Measuring the damage caused to ecosystems by acid deposition is a difficult undertaking. In order to monitor and quantify the effects of air pollutant emission reductions policies a quantitative measure of environmental sensitivity to acid deposition. Critical loads are a common measure of environmental sensitivity routinely used by the air pollution community.
The most commonly used definition of a critical load for acid deposition is that of Nilsson and Grennfelt (1988):
"A critical load for acid deposition is the highest deposition of acidifying compounds that will not cause chemical changes leading to long term harmful effects on ecosystem structure and function." Nilsson & Grennfelt (1988)
The critical loads concept can be illustrated in a simple diagram (below). The critical load for a site is exceeded at point a. Points b and c represent critical loads for individual species. As acid deposition decreases in the future a target load, T, can be chosen in relation to the wish to protect selected species, or ideally to enable full recovery (point a).
If the critical load is less than the actual measured acidity loading at any site then the critical load is exceeded. Maps of exceedance for individual countries and for Europe as a whole have been drawn up and used for policy making and the fixing of target loads.
The first emission reduction protocols were seen as being inadequate because the reductions they specified were not specifically targeted at the largest emitters of pollutants, the 30% reductions in sulphur (S) were insufficient for recovery to take place, and because the reductions did not address the issue that some areas have been effected by acid deposition more than others.
For these reason critical loads have been adopted by the countries of the European Union, and the UNECE have replaced the 30% S reduction protocol by a protocol based on the critical loads approach.
There are various ways in which critical loads for sites can be calculated. Three methods in particular have been used in research under the Freshwater Umbrella contracts from Defra:
- The diatom critical load model
- The steady-state water chemistry model
- The First order Acidity Balance model
Follow the links above to find out more about the different critical loads models used to calculate freshwater critical loads.
The United Kingdom National Focal Centre (UK NFC) for critical loads modelling and mapping activities is based at CEH Monks Wood, Cambridgeshire, UK. It is responsible for co-ordinating the critical loads mapping activities in the UK and compiling national critical loads datasets and maps from data supplied by UK experts. The work of the UK NFC is funded by the Department for the Environment, Food and Rural Affairs (DEFRA) in England, and the devolved administrations of the National Assembly for Wales, the Northern Ireland Assembly and the Scottish Executive.

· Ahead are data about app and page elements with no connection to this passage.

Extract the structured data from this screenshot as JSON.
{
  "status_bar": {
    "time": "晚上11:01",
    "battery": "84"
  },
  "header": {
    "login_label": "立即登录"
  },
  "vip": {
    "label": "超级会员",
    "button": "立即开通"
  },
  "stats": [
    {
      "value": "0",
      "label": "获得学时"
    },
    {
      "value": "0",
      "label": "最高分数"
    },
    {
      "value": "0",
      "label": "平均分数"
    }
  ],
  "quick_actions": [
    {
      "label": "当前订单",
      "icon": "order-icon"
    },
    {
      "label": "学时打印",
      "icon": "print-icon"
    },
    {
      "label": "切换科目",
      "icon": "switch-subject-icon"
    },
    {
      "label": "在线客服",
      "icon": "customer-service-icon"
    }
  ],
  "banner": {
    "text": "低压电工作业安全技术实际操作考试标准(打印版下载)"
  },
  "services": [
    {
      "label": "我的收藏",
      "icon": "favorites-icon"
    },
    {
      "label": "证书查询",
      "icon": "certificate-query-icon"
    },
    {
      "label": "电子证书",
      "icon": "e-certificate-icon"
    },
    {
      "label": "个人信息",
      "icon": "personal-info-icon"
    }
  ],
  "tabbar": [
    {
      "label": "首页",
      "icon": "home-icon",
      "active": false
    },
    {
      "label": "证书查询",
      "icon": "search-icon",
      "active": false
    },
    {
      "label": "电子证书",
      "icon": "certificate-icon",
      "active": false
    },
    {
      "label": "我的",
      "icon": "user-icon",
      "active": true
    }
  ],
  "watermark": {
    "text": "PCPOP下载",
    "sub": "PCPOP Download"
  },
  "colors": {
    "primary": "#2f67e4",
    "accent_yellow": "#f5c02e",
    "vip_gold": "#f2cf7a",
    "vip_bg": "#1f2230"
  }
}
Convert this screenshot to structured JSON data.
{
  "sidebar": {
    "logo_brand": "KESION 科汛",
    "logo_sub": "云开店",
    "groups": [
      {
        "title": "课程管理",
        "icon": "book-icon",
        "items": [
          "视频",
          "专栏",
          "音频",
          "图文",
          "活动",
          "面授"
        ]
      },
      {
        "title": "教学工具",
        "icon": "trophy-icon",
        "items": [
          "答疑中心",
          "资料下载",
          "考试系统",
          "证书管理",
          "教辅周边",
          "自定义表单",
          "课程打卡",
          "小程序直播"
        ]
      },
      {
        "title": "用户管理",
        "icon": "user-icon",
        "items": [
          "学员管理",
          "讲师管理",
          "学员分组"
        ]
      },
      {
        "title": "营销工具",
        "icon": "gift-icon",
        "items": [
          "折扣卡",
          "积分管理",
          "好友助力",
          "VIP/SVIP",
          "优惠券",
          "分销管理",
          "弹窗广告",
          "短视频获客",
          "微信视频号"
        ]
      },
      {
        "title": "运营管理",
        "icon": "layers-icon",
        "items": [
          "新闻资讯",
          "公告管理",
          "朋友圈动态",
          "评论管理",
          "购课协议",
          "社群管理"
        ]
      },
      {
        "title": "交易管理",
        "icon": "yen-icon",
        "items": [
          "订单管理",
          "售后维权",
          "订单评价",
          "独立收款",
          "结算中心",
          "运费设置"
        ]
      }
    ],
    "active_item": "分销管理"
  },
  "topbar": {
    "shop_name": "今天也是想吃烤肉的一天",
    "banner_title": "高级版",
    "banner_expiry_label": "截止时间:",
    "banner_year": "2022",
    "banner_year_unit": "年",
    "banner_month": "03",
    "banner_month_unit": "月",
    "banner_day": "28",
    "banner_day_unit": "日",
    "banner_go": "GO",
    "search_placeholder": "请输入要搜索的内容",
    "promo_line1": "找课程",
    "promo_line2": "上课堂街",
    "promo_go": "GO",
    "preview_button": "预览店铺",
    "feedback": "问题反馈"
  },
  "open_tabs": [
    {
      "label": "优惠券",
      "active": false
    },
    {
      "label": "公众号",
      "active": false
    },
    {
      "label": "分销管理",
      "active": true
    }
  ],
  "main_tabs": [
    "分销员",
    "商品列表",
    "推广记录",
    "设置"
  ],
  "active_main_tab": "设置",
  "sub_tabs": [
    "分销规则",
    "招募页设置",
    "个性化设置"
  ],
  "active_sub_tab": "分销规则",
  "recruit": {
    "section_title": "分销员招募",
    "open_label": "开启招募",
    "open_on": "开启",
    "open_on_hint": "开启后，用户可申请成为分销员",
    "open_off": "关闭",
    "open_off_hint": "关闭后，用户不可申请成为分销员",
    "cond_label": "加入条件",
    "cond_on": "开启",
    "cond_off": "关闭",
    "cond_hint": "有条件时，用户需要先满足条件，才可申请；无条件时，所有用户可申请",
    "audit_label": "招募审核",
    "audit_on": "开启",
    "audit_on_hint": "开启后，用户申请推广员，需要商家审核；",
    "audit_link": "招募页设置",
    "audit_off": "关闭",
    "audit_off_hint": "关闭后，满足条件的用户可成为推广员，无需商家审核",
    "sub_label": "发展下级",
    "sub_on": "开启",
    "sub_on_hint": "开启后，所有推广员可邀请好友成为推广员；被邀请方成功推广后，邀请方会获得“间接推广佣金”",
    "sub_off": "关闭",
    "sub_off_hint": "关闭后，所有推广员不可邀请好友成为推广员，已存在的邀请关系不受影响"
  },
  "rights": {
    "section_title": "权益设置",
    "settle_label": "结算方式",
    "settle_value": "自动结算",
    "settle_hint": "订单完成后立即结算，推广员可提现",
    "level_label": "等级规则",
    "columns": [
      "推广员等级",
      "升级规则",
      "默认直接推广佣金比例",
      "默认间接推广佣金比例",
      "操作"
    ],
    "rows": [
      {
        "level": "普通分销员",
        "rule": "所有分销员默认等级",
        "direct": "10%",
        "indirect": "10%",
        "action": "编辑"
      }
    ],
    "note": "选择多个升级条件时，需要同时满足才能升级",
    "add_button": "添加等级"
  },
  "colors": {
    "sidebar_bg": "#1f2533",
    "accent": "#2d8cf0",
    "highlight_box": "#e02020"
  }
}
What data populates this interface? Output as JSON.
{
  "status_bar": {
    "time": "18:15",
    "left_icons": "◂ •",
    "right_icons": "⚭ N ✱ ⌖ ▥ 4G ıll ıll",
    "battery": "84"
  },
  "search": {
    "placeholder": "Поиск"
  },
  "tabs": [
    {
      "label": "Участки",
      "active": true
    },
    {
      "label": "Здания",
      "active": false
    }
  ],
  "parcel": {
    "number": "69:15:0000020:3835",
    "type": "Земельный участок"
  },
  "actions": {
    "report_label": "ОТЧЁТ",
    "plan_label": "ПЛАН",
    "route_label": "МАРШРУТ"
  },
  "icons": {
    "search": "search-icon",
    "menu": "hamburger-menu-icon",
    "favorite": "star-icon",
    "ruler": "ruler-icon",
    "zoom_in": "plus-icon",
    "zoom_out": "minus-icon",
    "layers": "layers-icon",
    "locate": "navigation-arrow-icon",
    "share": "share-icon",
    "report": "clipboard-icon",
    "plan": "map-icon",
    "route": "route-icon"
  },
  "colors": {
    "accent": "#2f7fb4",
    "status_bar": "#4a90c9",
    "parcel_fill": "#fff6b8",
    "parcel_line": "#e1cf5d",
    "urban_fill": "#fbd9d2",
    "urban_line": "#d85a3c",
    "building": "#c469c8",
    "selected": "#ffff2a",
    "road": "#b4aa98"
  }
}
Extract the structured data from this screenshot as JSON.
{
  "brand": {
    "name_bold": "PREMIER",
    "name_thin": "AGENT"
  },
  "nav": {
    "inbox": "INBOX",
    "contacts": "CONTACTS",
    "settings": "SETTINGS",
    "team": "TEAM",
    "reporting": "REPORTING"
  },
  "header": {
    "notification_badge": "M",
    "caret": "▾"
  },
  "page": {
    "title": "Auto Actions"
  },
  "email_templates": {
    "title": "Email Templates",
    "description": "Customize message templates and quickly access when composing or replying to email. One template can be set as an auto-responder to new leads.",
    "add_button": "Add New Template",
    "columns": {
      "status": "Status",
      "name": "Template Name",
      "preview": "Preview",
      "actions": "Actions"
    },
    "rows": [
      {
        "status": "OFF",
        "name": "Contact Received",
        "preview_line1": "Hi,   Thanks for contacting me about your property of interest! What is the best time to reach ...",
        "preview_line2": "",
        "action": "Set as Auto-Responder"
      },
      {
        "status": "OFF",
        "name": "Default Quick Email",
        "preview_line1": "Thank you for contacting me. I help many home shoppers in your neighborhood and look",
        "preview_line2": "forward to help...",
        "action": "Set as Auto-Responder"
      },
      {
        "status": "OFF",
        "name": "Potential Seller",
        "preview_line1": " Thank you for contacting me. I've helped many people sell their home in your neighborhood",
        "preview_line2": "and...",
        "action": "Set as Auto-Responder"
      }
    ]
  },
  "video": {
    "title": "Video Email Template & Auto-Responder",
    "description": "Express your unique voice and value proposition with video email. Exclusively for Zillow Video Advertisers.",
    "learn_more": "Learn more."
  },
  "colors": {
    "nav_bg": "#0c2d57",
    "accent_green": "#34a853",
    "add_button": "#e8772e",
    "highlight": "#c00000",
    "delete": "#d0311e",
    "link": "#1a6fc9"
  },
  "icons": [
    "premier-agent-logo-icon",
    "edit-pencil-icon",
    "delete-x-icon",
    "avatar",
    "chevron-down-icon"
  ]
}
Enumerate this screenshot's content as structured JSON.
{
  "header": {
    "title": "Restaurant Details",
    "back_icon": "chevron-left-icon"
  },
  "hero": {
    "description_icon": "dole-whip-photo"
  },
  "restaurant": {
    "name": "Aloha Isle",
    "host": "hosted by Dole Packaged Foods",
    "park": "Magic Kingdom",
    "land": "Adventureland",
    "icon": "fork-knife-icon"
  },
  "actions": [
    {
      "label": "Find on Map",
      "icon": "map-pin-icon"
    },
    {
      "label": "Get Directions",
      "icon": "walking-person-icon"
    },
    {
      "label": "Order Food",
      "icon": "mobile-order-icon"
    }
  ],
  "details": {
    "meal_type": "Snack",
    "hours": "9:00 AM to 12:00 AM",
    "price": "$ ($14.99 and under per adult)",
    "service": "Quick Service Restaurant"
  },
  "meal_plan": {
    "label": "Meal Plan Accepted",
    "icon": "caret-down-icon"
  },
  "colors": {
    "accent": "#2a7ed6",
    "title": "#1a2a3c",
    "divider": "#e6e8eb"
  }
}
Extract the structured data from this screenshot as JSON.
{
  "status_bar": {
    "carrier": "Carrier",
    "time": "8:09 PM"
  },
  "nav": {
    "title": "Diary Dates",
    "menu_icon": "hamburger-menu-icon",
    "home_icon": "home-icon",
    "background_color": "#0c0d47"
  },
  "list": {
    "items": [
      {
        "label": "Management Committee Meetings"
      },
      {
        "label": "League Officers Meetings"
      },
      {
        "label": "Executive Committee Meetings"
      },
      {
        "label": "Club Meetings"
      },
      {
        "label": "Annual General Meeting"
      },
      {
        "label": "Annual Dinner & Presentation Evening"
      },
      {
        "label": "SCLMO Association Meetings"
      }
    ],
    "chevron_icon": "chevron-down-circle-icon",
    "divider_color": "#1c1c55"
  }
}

- Critical loads for sulphur and nitrogen. UNECE/Nordic Council workshop report, Skokloster, Sweden. March 1988. Nordic Council of Ministers: Copenhagen. (1988)